MADISON - When the Wisconsin athletic department announced the eight early enrollees in mid-January, it garnered much excitement because it meant some of the class’ top prospects were finally in the fold. It also meant that junior college transfer Serge Trezy, a 2014 commit, was finally cleared to start participating with the Badgers after having to delay his enrollment by a year.
But for the fans that follow recruiting a little more closely, it also signified the signing of 6-1 linebacker Ty DeForest from nearby Marshall High School, who decided to walk-on for Wisconsin. Normally fans don’t get too excited or talk a lot about the walk-ons who sign with a program, but DeForest has jumped right into the mix in the middle of the Badgers’ defense.
DeForest, who comes from a school of about 400 kids, has demonstrated versatility on the football field by being able to make an impact in all three phases of the game. DeForest did have scholarship offers from Illinois State, Western Illinois and Southern Illinois, all FCS schools, but playing for the home state school was too hard for him to pass up.
“It was a tough at the beginning because I had scholarships elsewhere, so I didn’t have to worry about anything,” DeForest said. “But growing up in Wisconsin, it wasn’t a hard decision for me to decide to chase my dream of playing for Wisconsin and wearing the Badger uniform.”
While playing quarterback, running back, kicker, punter and handling both punt and kick return duties, DeForest excelled at linebacker, the position he’s been working at for UW. DeForest, a three-time Capitol South Conference Defensive Player of the Year, is entering Wisconsin at the right time before the other scholarship linebackers arrive in Madison. Not only are the Badgers projected to go through three different installs of the defense, Wisconsin lost seven linebackers from last season, meaning the reps he’ll receive will help him get a jump on some of his classmates.

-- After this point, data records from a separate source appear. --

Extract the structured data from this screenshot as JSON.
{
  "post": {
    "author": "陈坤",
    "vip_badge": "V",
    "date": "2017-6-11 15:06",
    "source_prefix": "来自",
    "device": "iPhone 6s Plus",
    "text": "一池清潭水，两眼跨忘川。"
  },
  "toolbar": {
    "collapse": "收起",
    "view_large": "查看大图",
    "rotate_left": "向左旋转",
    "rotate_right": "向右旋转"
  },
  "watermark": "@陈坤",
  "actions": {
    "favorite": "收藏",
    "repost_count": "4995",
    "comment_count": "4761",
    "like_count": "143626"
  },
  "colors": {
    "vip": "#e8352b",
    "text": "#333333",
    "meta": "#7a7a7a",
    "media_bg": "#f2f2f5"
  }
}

“I know there will be a chance for me to show what I can do at the linebacker position,” DeForest said. “The reps I’ll receive (this) spring will be invaluable. I just have to be able to make the most of the reps that I get. It will be all mental preparation. I know I’ll be able to go out and play, that isn’t a concern, but being able to mentally prepare will be a challenge.”
DeForest made his Wisconsin commitment just days after former head coach Gary Andersen resigned to take the coaching job at Oregon State. No coach in place didn’t bother DeForest since he had the confidence that Athletic Director Barry Alvarez was going to find the right man for the job.
“I was excited when Paul Chryst was announced as the head coach, but I knew Alvarez would make a good decision to help protect the legacy and continue to build the brand that is Wisconsin football,” DeForest said. “Obviously he did when he hired Chryst. Chryst understands Wisconsin football and what it takes to win here, and I’m excited to be able to play for him.”